• **Provided data**:
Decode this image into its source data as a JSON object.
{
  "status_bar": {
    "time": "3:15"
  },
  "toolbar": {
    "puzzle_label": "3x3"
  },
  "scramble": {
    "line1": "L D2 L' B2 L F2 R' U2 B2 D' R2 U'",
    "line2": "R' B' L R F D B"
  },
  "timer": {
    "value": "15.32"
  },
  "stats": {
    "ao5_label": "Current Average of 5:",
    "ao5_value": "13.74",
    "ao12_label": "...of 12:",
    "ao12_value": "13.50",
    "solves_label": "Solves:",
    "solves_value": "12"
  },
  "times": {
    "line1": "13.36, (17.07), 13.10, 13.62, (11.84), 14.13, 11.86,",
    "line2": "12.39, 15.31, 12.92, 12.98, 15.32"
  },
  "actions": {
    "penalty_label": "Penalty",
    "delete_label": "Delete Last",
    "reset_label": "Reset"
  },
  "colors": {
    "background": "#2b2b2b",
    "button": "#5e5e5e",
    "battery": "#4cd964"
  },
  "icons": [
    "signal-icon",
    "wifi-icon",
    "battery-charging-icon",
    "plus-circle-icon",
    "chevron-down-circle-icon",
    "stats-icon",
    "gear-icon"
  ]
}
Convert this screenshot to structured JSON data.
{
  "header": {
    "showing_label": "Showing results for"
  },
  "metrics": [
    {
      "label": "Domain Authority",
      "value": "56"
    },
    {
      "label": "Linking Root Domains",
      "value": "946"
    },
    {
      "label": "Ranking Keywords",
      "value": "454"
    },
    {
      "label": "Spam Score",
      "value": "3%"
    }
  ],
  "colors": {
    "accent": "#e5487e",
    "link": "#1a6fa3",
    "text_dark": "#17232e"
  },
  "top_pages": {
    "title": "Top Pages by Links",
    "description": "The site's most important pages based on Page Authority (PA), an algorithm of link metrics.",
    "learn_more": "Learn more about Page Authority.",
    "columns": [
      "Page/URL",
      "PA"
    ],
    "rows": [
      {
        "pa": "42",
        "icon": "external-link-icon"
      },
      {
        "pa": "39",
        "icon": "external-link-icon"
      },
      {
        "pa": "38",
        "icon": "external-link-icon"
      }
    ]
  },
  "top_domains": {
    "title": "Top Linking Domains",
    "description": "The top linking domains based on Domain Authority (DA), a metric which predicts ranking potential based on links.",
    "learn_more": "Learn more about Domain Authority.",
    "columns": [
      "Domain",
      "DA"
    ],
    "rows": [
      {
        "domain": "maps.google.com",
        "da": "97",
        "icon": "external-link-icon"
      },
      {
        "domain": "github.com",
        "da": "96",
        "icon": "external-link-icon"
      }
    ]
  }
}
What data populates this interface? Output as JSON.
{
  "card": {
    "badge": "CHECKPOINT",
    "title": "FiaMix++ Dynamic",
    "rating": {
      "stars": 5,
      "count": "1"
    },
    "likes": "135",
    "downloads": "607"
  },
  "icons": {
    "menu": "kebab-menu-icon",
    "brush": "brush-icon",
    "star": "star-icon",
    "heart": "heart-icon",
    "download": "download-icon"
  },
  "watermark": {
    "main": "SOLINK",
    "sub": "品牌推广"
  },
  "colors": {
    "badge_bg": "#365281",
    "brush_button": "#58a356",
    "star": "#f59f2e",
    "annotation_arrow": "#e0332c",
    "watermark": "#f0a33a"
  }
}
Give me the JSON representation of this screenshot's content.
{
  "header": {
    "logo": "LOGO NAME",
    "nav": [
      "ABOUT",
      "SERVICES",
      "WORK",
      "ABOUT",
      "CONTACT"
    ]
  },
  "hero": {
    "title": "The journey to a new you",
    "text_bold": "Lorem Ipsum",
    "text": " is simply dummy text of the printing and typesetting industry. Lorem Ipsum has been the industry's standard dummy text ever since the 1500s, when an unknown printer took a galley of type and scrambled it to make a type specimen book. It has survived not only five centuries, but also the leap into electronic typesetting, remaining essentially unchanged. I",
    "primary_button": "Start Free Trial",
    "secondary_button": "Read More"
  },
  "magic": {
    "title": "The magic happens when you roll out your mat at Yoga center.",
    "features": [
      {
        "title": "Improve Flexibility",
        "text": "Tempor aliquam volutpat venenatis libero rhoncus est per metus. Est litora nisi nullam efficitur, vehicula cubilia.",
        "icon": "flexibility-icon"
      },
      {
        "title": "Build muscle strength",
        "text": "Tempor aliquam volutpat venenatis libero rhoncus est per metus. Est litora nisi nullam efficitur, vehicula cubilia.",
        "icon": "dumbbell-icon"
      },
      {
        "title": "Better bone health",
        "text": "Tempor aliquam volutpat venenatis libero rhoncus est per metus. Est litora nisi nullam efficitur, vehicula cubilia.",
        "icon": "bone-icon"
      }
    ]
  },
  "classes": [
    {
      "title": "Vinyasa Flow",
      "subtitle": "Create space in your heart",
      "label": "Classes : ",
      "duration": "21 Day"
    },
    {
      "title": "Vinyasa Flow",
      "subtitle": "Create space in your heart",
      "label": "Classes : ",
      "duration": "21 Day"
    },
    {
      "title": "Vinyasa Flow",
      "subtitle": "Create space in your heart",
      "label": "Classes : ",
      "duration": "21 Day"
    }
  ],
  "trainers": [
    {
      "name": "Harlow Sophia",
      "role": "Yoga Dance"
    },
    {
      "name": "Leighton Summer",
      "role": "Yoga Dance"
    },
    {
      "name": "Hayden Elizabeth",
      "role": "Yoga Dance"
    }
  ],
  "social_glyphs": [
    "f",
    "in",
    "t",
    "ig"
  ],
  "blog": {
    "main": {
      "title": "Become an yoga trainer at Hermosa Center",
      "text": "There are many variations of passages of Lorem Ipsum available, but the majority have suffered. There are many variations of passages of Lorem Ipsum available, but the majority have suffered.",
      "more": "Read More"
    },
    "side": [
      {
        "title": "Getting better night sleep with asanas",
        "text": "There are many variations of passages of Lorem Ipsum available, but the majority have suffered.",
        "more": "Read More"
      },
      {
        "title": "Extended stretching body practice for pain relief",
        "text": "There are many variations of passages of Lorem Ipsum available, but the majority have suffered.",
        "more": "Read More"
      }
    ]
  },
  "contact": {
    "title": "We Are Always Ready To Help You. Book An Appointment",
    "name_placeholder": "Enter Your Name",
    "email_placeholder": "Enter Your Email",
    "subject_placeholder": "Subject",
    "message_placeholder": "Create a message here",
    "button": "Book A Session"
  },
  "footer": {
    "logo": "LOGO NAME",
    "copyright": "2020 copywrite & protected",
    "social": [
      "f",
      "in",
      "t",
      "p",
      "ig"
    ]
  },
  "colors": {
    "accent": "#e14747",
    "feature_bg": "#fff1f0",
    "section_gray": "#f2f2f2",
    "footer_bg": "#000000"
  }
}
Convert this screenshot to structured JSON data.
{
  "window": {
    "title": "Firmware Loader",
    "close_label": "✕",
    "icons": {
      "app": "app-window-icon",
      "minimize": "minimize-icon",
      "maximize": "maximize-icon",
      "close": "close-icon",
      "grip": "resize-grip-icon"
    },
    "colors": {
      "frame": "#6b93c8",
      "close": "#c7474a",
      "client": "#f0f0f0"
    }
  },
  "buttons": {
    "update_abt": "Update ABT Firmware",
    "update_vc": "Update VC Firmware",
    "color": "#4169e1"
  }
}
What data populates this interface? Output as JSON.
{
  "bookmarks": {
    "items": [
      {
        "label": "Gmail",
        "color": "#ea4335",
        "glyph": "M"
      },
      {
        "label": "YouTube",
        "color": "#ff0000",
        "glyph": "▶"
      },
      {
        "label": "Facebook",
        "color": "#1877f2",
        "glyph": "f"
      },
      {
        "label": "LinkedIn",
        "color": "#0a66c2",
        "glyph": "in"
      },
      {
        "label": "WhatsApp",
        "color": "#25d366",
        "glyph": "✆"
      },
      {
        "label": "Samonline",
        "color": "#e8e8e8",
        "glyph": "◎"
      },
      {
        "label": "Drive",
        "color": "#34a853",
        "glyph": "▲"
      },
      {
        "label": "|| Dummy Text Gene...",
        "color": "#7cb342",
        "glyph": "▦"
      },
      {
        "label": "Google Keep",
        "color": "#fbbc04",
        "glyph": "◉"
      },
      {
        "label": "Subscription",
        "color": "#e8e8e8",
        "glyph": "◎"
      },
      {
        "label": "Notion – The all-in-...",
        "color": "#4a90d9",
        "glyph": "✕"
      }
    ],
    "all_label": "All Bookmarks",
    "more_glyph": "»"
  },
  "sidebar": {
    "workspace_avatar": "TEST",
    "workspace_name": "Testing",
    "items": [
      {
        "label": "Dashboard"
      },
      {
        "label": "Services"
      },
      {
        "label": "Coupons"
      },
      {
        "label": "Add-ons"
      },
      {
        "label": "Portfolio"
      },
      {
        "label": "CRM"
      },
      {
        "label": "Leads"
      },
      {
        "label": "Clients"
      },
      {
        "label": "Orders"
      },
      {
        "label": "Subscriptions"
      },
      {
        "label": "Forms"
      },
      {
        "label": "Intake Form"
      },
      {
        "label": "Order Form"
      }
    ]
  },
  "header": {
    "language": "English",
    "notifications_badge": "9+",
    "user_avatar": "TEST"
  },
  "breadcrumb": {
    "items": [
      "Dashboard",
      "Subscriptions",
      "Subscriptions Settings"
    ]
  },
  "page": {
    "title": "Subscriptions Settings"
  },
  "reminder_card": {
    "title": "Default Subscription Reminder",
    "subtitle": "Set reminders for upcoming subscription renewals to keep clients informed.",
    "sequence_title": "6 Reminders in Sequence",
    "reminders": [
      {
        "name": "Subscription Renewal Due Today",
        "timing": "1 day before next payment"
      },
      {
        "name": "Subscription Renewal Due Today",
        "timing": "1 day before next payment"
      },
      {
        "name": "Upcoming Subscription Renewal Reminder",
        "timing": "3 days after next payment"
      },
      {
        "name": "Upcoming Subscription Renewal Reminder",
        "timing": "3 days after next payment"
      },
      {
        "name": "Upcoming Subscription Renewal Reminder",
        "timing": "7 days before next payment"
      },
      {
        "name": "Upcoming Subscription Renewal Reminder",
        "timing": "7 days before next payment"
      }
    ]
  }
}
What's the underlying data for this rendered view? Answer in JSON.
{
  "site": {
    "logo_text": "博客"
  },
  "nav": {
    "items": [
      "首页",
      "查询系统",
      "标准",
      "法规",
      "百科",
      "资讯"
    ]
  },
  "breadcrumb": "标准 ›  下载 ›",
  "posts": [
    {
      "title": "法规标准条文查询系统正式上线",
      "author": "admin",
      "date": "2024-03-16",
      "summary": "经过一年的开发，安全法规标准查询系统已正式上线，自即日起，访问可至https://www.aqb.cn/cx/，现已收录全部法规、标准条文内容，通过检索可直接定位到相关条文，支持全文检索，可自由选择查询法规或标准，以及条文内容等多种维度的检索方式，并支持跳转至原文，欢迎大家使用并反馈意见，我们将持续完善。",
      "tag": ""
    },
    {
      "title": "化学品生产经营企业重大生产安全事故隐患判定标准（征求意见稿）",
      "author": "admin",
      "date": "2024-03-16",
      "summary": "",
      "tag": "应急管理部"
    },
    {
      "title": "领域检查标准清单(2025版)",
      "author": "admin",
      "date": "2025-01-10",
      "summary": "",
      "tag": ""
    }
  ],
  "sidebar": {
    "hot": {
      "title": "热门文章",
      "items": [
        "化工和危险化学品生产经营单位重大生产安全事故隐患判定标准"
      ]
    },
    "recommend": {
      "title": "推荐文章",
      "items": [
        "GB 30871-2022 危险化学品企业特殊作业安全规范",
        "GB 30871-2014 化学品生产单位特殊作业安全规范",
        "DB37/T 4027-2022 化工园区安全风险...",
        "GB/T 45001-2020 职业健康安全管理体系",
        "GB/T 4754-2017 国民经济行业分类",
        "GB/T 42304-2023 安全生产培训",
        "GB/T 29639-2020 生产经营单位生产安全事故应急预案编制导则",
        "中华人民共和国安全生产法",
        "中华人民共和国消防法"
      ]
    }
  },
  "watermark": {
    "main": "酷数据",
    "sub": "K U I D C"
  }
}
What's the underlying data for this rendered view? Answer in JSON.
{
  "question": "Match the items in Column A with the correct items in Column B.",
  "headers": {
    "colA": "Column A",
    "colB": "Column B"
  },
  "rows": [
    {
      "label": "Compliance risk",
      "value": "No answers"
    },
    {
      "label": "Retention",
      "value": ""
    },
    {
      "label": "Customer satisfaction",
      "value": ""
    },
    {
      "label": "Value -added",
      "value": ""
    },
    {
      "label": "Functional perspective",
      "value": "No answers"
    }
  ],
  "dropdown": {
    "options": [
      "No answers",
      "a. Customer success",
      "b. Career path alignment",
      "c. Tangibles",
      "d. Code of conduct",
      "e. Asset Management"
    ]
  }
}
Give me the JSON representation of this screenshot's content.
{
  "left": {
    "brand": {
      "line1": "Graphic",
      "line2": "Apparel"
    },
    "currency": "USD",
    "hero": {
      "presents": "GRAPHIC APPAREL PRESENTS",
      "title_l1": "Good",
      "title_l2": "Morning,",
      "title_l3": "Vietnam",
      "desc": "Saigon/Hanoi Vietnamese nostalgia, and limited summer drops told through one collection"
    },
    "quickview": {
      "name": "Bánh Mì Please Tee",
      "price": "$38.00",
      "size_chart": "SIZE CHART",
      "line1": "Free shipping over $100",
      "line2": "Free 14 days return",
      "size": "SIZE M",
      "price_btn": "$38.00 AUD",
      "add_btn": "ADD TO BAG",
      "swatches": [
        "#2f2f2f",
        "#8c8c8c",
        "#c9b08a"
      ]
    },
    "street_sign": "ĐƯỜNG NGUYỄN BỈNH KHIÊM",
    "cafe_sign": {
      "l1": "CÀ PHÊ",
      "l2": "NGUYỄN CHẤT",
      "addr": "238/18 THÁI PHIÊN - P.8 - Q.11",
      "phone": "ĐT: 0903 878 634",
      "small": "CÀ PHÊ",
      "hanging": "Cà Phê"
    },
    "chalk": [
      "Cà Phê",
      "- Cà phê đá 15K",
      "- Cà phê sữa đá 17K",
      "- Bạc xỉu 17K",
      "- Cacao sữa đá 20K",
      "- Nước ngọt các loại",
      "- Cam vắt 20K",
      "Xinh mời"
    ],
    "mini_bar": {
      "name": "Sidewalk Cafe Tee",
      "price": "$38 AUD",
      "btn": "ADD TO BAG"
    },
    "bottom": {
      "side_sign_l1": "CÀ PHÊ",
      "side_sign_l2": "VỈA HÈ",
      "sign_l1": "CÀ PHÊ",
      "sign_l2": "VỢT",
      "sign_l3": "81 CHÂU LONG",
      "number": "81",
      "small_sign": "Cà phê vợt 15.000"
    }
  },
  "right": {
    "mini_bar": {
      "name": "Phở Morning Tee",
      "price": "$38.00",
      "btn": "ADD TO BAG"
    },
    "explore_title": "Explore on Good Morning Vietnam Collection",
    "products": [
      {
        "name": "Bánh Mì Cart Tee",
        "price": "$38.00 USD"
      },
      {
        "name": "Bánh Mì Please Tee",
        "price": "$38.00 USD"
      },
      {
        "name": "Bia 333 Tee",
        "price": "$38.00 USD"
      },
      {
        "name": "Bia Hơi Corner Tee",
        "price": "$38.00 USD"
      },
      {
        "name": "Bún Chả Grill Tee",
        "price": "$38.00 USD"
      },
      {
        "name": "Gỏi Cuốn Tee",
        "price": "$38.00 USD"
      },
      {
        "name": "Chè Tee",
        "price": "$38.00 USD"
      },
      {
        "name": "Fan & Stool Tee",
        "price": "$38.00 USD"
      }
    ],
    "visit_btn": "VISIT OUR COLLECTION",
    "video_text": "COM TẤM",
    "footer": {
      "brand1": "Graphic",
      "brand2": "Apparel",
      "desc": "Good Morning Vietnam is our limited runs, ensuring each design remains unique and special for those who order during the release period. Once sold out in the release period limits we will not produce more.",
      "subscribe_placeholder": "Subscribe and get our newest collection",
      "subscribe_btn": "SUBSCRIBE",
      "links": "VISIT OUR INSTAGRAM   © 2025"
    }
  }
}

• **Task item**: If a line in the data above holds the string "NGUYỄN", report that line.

• **Solution to this task**:
    "street_sign": "ĐƯỜNG NGUYỄN BỈNH KHIÊM",
      "l2": "NGUYỄN CHẤT",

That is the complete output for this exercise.